- 74% believe the “smallest sins” don’t earn eternal damnation
- 60% believe that “everyone eventually goes to heaven”…although half of those still affirm that belief in Jesus is the only means of salvation
Things weren’t much better among evangelical Christians. The survey identified as evangelical only those who affirmed that the Bible as their highest authority, personal evangelism is important, and trusting in Jesus’ death on the cross is the only way of salvation. Nearly half of this group still believes that God accepts the worship of all religions. Evangelicals are also more likely than others to say heaven is a place where all people will ultimately be reunited with their loved ones.
Shane Morris analyzed the results at TheFederalist.com and concluded that the leavening power of the Christian faith is all but gone when the specifics of its claims are rejected or no longer even known.
“Jesus told us knowing the truth sets us free. Believing lies enslaves people….Christ also told us the greatest commandment includes loving God with our minds. That means dusting off grandpa’s Bible, and revisiting a catechism or confession.”

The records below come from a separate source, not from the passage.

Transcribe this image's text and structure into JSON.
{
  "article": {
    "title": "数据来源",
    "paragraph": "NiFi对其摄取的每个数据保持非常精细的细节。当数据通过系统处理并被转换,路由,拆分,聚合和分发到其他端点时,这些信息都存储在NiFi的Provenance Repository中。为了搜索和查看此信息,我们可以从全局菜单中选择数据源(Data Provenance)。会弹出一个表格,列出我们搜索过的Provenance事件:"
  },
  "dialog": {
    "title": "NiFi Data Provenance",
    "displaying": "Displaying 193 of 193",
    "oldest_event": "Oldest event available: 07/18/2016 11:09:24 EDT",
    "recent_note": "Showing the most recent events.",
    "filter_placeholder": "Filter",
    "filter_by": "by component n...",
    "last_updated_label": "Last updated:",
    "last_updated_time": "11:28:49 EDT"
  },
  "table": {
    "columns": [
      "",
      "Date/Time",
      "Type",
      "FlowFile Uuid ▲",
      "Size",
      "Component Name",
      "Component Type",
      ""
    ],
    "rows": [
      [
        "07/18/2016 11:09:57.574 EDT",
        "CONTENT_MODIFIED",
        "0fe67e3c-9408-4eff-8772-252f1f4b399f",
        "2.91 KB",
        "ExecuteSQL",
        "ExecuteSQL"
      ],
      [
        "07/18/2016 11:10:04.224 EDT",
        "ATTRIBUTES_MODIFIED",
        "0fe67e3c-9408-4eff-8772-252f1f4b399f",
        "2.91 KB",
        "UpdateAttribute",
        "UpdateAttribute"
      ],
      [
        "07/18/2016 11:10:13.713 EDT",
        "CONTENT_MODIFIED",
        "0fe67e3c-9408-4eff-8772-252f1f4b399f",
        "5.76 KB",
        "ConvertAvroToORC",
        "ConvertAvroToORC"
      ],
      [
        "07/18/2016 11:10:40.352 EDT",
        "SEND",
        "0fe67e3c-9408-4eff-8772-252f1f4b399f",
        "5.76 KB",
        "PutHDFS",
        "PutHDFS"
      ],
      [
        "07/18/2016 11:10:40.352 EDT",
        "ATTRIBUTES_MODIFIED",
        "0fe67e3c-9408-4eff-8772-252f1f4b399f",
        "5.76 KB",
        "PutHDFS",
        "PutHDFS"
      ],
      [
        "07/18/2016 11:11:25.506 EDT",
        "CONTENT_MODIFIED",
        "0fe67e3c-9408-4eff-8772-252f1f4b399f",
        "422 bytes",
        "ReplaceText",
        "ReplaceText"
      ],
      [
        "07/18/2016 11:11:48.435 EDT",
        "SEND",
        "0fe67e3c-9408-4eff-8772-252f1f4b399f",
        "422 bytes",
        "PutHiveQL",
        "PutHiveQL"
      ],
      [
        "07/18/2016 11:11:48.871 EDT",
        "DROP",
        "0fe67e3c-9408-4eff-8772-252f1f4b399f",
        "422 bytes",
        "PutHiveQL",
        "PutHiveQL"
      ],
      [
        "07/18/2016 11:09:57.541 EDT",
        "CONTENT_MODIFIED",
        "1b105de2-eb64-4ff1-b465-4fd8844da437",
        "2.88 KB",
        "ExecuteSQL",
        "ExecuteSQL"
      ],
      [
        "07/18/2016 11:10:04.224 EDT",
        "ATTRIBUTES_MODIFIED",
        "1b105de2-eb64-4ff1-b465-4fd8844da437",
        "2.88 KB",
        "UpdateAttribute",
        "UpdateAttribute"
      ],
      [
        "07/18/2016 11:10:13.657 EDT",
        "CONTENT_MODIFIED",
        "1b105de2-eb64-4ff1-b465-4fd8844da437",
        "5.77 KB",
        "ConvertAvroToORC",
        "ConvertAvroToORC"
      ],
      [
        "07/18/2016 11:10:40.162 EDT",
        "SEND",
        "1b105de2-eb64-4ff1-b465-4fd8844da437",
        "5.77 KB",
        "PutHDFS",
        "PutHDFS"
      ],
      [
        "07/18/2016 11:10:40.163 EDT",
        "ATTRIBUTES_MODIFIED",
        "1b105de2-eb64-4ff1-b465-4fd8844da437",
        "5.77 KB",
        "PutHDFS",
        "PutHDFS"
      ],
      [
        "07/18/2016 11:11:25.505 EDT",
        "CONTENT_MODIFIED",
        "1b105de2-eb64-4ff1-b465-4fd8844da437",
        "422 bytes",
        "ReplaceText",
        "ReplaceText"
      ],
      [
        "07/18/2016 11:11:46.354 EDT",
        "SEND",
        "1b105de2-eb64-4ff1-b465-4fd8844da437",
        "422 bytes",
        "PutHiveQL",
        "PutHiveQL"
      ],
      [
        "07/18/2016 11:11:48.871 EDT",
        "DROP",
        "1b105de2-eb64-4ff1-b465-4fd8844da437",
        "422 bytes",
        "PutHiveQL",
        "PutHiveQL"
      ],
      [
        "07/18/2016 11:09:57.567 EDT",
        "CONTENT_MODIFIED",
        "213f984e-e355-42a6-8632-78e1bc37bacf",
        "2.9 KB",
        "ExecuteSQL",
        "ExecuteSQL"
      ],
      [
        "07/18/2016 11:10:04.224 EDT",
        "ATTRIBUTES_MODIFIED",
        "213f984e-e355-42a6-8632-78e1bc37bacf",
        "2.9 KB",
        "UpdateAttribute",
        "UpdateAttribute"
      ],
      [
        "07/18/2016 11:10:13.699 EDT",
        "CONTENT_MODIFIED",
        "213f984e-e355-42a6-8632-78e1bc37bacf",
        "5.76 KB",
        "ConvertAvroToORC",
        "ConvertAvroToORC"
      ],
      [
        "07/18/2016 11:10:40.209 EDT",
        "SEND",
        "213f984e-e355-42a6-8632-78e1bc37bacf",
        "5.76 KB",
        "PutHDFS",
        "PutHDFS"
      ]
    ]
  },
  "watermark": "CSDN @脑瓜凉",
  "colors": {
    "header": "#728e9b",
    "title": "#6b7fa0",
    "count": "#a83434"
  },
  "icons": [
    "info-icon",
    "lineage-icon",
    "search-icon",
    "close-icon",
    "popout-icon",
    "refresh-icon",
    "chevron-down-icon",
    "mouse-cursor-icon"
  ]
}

Morris is correct. The de-emphasis on pure doctrine and the preaching and authority of Scripture will, over the course of a few generations, lead to overt paganism. One or two generations may still retain all of the language and forms of their cultural faith. But inevitably, a succeeding generation will view the empty forms of religion and ask “why?”
Then the answer will be a deafening silence.